By Cathy Harasta
The Texas Catholic
IRVING — Tom Watters Sr. said he didn’t know what to expect on the autumn day in 1961 when he and fellow members of the U.S. Army Special Forces got word to gather in a field near Fort Bragg, N.C.
They knew only that they were to await the arrival of the Commander in Chief, who had something for each of them.
“When you’re in the military, you’re a little suspicious when someone with a higher rank is coming to present you with something,” Watters said with a laugh on a recent morning at the Irving Knights of Columbus Hall, where he and fellow knights from Council 5243 reminisced about their military service as Veterans Day, on Nov. 11, approached. “All we knew was that the President was coming in a helicopter to present us with something.”
Watters saw a truck arrive with a load of boxes. But not until President John F. Kennedy presented the soldiers with the boxes’ contents did the full meaning hit him, Watters said.
“It was a Green Beret,” he said in an even, thoughtful tone as he reflected on the 53-year-old memory. “We were really proud of it.”

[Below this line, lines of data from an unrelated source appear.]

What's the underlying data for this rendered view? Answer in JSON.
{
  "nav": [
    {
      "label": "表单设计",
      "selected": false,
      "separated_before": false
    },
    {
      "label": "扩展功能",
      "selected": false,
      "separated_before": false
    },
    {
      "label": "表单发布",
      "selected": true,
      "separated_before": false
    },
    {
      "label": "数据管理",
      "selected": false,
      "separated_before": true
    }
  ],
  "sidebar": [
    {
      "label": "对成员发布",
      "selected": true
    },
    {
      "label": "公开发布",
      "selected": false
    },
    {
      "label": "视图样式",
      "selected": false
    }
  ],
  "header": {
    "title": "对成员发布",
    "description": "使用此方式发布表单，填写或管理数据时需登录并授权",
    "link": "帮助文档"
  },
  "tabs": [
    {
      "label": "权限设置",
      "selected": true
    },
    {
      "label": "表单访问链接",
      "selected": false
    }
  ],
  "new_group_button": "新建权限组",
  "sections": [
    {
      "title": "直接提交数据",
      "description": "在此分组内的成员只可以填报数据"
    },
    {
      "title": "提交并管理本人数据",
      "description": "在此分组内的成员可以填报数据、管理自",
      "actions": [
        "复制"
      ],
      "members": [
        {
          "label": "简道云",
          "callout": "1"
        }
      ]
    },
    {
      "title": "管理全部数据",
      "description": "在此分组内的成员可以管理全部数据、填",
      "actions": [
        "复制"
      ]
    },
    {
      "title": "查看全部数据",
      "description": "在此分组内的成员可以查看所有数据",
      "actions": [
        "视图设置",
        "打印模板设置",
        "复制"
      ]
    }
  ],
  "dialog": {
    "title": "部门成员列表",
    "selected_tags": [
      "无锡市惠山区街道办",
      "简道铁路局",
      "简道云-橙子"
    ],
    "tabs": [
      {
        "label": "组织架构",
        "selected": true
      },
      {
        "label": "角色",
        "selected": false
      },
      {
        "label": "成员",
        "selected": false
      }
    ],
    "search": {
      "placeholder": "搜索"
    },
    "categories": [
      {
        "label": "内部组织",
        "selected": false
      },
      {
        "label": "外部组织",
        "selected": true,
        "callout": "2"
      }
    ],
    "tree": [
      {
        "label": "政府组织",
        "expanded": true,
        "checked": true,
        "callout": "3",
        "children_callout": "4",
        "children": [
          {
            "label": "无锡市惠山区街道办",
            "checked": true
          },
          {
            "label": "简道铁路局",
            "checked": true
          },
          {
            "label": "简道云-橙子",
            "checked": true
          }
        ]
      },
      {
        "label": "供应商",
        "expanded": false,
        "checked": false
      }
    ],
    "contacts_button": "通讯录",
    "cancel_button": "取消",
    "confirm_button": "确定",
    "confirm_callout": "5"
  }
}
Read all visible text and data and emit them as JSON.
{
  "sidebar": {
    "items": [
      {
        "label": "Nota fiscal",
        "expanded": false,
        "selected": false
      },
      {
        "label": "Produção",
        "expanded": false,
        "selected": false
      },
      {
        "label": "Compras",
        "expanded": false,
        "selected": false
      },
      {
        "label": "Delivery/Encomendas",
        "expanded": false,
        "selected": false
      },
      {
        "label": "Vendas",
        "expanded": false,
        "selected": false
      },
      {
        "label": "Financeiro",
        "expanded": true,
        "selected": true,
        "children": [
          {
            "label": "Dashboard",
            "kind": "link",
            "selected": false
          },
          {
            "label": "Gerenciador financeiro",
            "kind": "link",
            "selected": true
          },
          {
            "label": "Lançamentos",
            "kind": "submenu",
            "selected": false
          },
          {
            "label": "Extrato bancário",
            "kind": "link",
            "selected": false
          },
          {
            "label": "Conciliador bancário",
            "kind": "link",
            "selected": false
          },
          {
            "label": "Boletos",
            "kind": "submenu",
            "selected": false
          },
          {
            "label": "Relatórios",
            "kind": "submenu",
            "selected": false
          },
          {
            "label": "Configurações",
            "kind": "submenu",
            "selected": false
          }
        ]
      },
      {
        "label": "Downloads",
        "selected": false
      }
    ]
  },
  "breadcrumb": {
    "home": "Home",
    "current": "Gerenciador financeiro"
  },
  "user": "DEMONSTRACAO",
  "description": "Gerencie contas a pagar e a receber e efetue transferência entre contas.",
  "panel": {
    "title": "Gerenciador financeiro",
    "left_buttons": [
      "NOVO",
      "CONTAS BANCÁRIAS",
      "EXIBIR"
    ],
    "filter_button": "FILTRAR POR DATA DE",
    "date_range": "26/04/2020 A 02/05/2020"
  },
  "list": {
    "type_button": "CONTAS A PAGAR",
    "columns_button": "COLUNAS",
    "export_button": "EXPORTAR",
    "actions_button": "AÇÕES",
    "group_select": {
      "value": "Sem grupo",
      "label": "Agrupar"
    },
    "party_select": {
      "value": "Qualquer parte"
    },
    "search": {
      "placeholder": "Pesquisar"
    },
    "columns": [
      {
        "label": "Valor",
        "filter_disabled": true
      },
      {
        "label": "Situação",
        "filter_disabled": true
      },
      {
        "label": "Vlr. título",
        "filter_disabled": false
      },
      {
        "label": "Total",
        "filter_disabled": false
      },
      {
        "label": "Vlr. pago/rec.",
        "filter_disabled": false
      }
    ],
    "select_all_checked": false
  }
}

President Kennedy authorized the wearing of the Green Beret in recognition of the importance of an elite command and special counter-insurgency forces, according to Army News Service.
Watters, a former Grand Knight of Council 5243 and a parishioner at St. Luke Catholic Church in Irving, said that he also is proud to belong to the Knights because the organization embodies faithful service.
“We value our God and our country,” Watters said. “I think that veterans and their families have added a lot to the country and to the Knights.”
The U.S. Army Special Forces had existed formally for just seven years when Watters enlisted for the special operations force in 1959.
“I wondered if I’d done the right thing,” said Watters, who grew up in a big Catholic family in Wisconsin and has lived in Irving for 44 years. “The training was ongoing and very intense. But it’s easier to do when you don’t know what’s ahead of you.”
Special Forces members could be on a plane and know they were flying over water, but not know which body of water.
They could know they were headed somewhere, but not know where.
Political tensions and controversies of the early 1960s, including the Cuban Missile Crisis, occurred during Watters’ service years.
“That probably was where some of my white hair comes from,” he said with a smile.
Watters, 74, and his wife, June, have four children, four grandchildren and two great-grandchildren.
He laughed when he described how his grandchildren so loved his Green Beret that June had to find a hiding place for it.
Fellow Knights and service veterans Ray Reynolds and Ed Jones said that Watters’ leadership qualities made him an excellent Grand Knight.
They said that they share special memories that gain momentum each Veterans Day.
Reynolds, who is Council 5243’s historian, said that he recalls his boyhood in a family that unfailingly observed each Nov. 11, which marked the armistice of World War I in 1918.
“It was always a special day,” said Reynolds, who served in the U.S. Air Force as a crew chief on a B-36. “My parents would stop and have a moment of silence.”
Jones, who was a paratrooper in the 82nd Airborne, said that he recalls the elation of soldiers returning after World War II to a train station in Buffalo, N.Y., when he was about 11.
“We all do think about our service on Veterans Day,” Watters said. “Some of the protest years put a dent in morale when you were told that you couldn’t wear your uniform. Now, we’ve gone back to honoring our veterans.”